A Day in the Life of a Forestry Warden – 27 May 2009

Peter Knowles is the Island’s Forestry Warden, employed by DAFF to police 20 000 acres of wonderful forests, glens and gardens on all our behalves. Is this a dream job? When we saw what he is often up against, we gasped.

Following his training as a forester, Peter tried a variety of work until this post came up, eight years ago. He has made a point of always having a camera with him and shared some of these delightful scenes with us. They ranged from distant sea views to a close-up of a frozen waterfall with a mass of star-like spikes.

A surprise, for many, was the number of abandoned houses deep in the plantations, as well as the abandoned crofts and tholtans more visible on open hillsides. Some of these gave pause for thought, certainly in current planning philosophy.

The slide show, admirably presented, was based on the series of twelve pamphlets Peter has produced under the title, Warden’s Walks. They are cleverly graded in degrees of difficulty, with 1 being the most gentle in Ballaglass to the most demanding in distance and steepness, number 12, the Hiker’s Trail. The time and distance is on the outer cover, varying from 2 miles and 1 hour to 11miles and 6-7 hours. An easy to follow map is on the inside with way points clearly marked, accompanied by directions at each point. There’s even a page of what to look out for. The three grades of difficulty are rather amusing – Muscle Loosener, Muscle Stretcher and Muscle Builder! Don’t be put off – you can dip into a section, perhaps with transport at each end.

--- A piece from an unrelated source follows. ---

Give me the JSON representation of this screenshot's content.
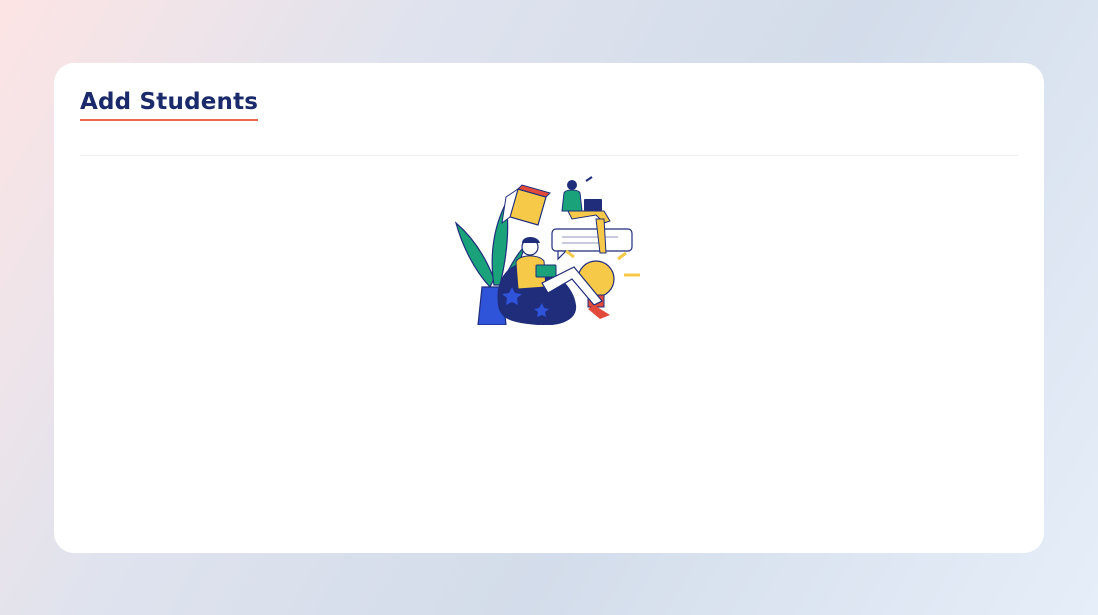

Most of the walks include refreshment points nearby. The vision of a suitable liquid for quaffing does much to encourage. Sensibly, the walks are arranged so that the uphill bits come first, leaving a pleasant amble down to the starting point. I’ve got all twelve in front of me and I’m determined to try any that have eluded me, so far. You can get the leaflets from the Forestry Board at St John’s or from tourist outlets. They are brilliant!

In the opening paragraph, I referred to ‘gasping’. No, this wasn’t because of the walks, it was because of the number of people in our midst who obviously loath the Island and are contemptuous of those trying to care for it. Interspersed with gorgeous views were pictures of mounds of dumped materials. These included the contents of a sitting room – 3-piece suite, tables and t.v. Other dumps included cars or abandoned litter from drinking sessions and barbecues. What is in the minds of these people? We also saw the damage wrought by vehicles on and off green roads. How can this conflict of interests be met?

However, our principle feeling was one of gratitude for the work that is being done to care for our lovely Island and our personal thanks to Peter.

John Slater